In the USA it means a place that needs some work. But for me it’s what I do. I fix things. I always have. I wasn’t much good at things like woodwork at school and I had no clue about how my Scalextrix cars worked other than that the electricity turns the motor that turns the wheels. Maybe there isn’t much else to know. It didn’t help me fix them, but maybe removing 3-in-1 oil and carpet fluff isn’t strictly electrical engineering. I’ve never looked at a syllabus.
I had motorcycles that didn’t and cars that sort of went and mainly because I had next to no money I had to fix them myself or they didn’t go. The one time I gave up and paid for a garage to fix my car they took about half a term’s grant (ah yes, dear reader, there was such a thing before Market Forces and your total indifference to doing anything about it) to fail to fix the kind of problem that is obvious when you start looking at it and begin to think. There was an intermittent electrical fault. The car would stop, then start, or miss a couple of beats, or slow down, or just stop for no reason anyone could see. In those days the sparks came out of a distributor which did that, spinning round and working a cam to put the spark into the right wire at the right time. To regulate things a pair of weights pulled a spring apart as they spun round at thousands of times a minute. The little pile of metal dust told me (and not the garage) eventually what was wrong. The spring had worn out after fourteen years or so and the weights were hitting the edge of the distributor, inside. So the electricity didn’t get to the spark plug when that happened, which wasn’t always.
I don’t know what happens under car bonnets now. You’re not supposed to. Like mobile phones and computers, you’re supposed to chuck them away and get another one when they start to go wrong.
Except that hardly squares with saving resources, whether they’re child labour in China or cadmium in batteries or just my money. So this week it’s time to fix the laptop as well as my iPhone. Both of them have the same problem – after three years of use you can only use them for about two hours at the outside. I know I’m letting the entire economy down but we’re hardly on speaking terms anyway.
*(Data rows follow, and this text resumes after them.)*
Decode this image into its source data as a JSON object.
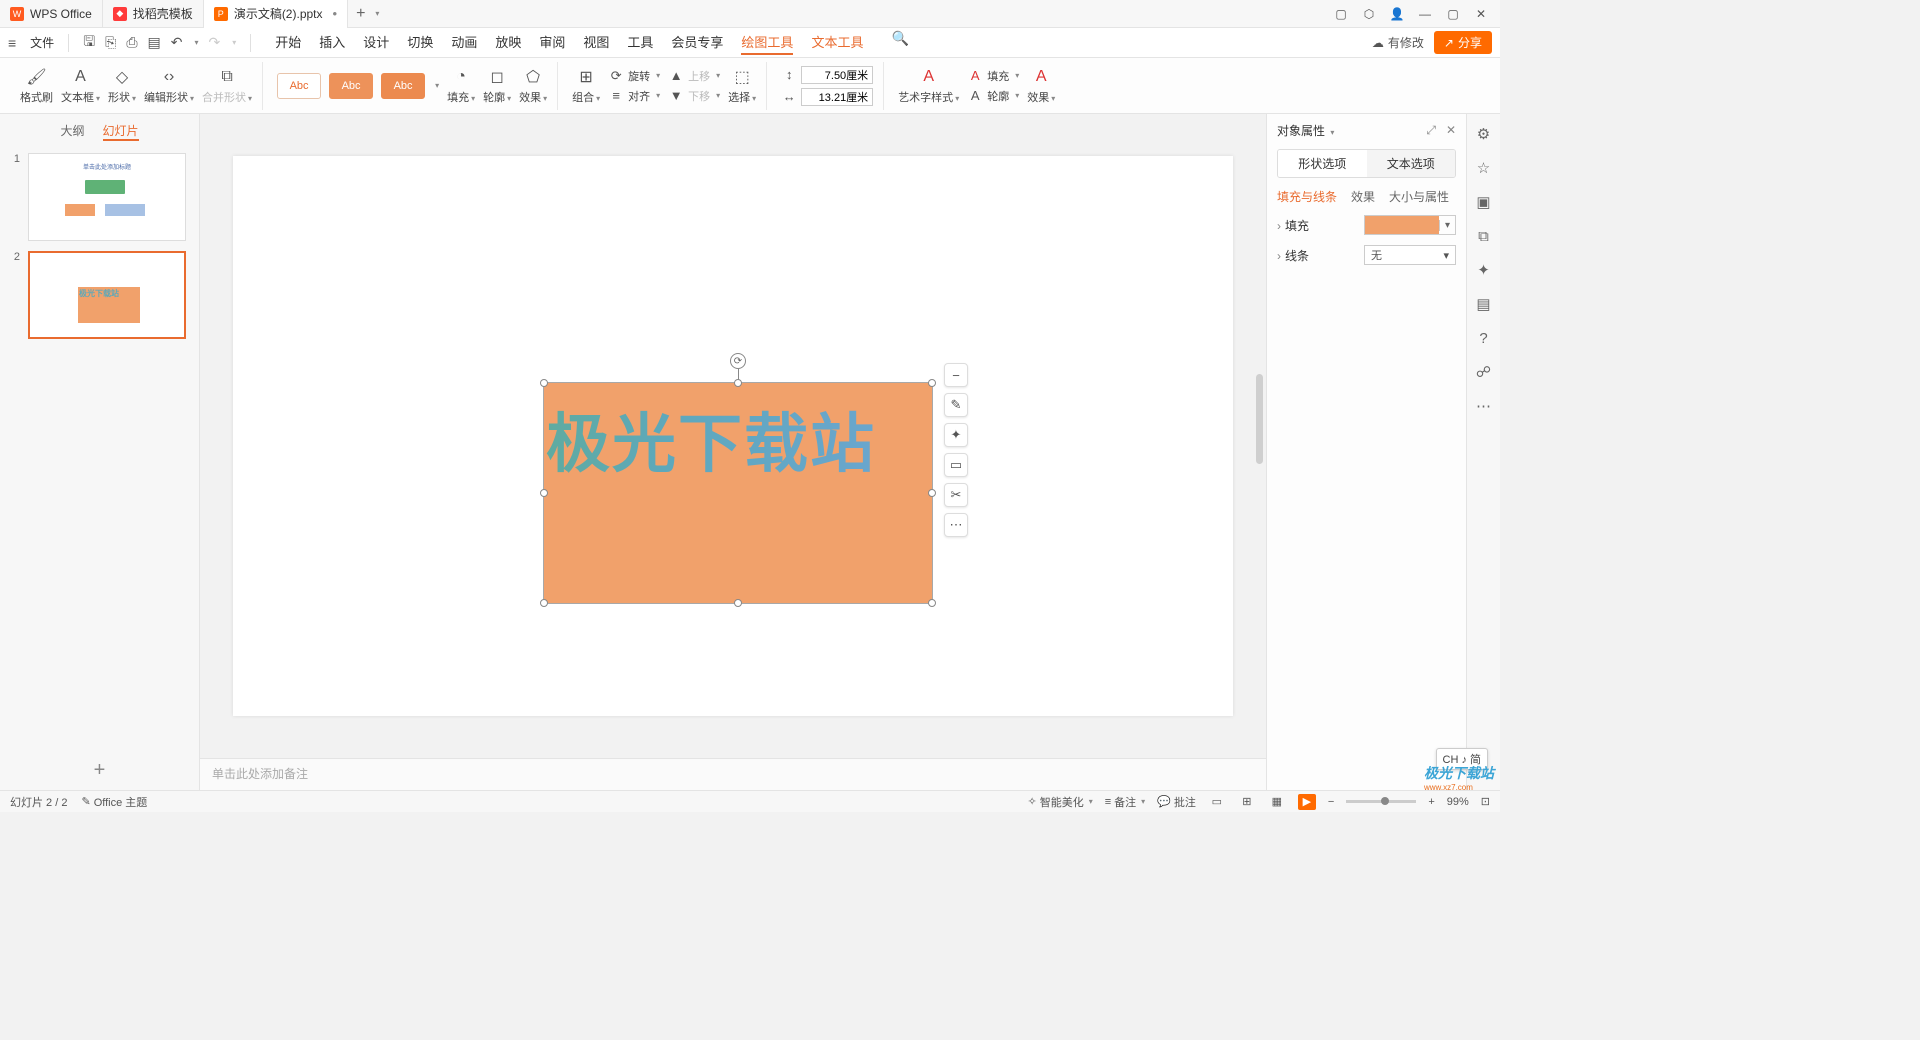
{
  "titlebar": {
    "tabs": [
      {
        "icon_bg": "#ff5a1f",
        "icon_text": "W",
        "label": "WPS Office"
      },
      {
        "icon_bg": "#ff3b3b",
        "icon_text": "◆",
        "label": "找稻壳模板"
      },
      {
        "icon_bg": "#ff6a00",
        "icon_text": "P",
        "label": "演示文稿(2).pptx"
      }
    ],
    "add": "+"
  },
  "menubar": {
    "file": "文件",
    "tabs": [
      "开始",
      "插入",
      "设计",
      "切换",
      "动画",
      "放映",
      "审阅",
      "视图",
      "工具",
      "会员专享",
      "绘图工具",
      "文本工具"
    ],
    "active_tabs": [
      "绘图工具",
      "文本工具"
    ],
    "cloud_label": "有修改",
    "share_label": "分享"
  },
  "ribbon": {
    "format_painter": "格式刷",
    "text_box": "文本框",
    "shape": "形状",
    "edit_shape": "编辑形状",
    "merge_shape": "合并形状",
    "style_label": "Abc",
    "fill": "填充",
    "outline": "轮廓",
    "effect": "效果",
    "group": "组合",
    "rotate": "旋转",
    "align": "对齐",
    "move_up": "上移",
    "move_down": "下移",
    "select": "选择",
    "height_label": "7.50厘米",
    "width_label": "13.21厘米",
    "art_style": "艺术字样式",
    "t_fill": "填充",
    "t_outline": "轮廓",
    "t_effect": "效果"
  },
  "slidepanel": {
    "tab_outline": "大纲",
    "tab_slides": "幻灯片",
    "slide1_num": "1",
    "slide2_num": "2",
    "t1_title": "单击此处添加标题",
    "t2_text": "极光下载站"
  },
  "canvas": {
    "shape_text": "极光下载站",
    "notes_placeholder": "单击此处添加备注"
  },
  "rightpanel": {
    "title": "对象属性",
    "tab_shape": "形状选项",
    "tab_text": "文本选项",
    "sub_fill": "填充与线条",
    "sub_effect": "效果",
    "sub_size": "大小与属性",
    "row_fill": "填充",
    "row_line": "线条",
    "line_value": "无"
  },
  "statusbar": {
    "slide_count": "幻灯片 2 / 2",
    "theme": "Office 主题",
    "beautify": "智能美化",
    "notes": "备注",
    "comments": "批注",
    "zoom": "99%"
  },
  "ime": "CH ♪ 简",
  "watermark": {
    "line1": "极光下载站",
    "line2": "www.xz7.com"
  }
}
Right now I’m waiting for them to arrive in the post, along with the special tools to hack the iPhone apart and the earthing strap to put on my wrist and my metal desk so the static in me doesn’t fritz the electrics. And you’re reading about someone who used to have blue flashes coming out of his fingers when he closed the car door on a Ford. Switching to a Mercedes cured that. It was what the seats and carpets were made of, natural fibres instead of static-generating synthetics. So wish me luck. I can still fix things. It’s what I do.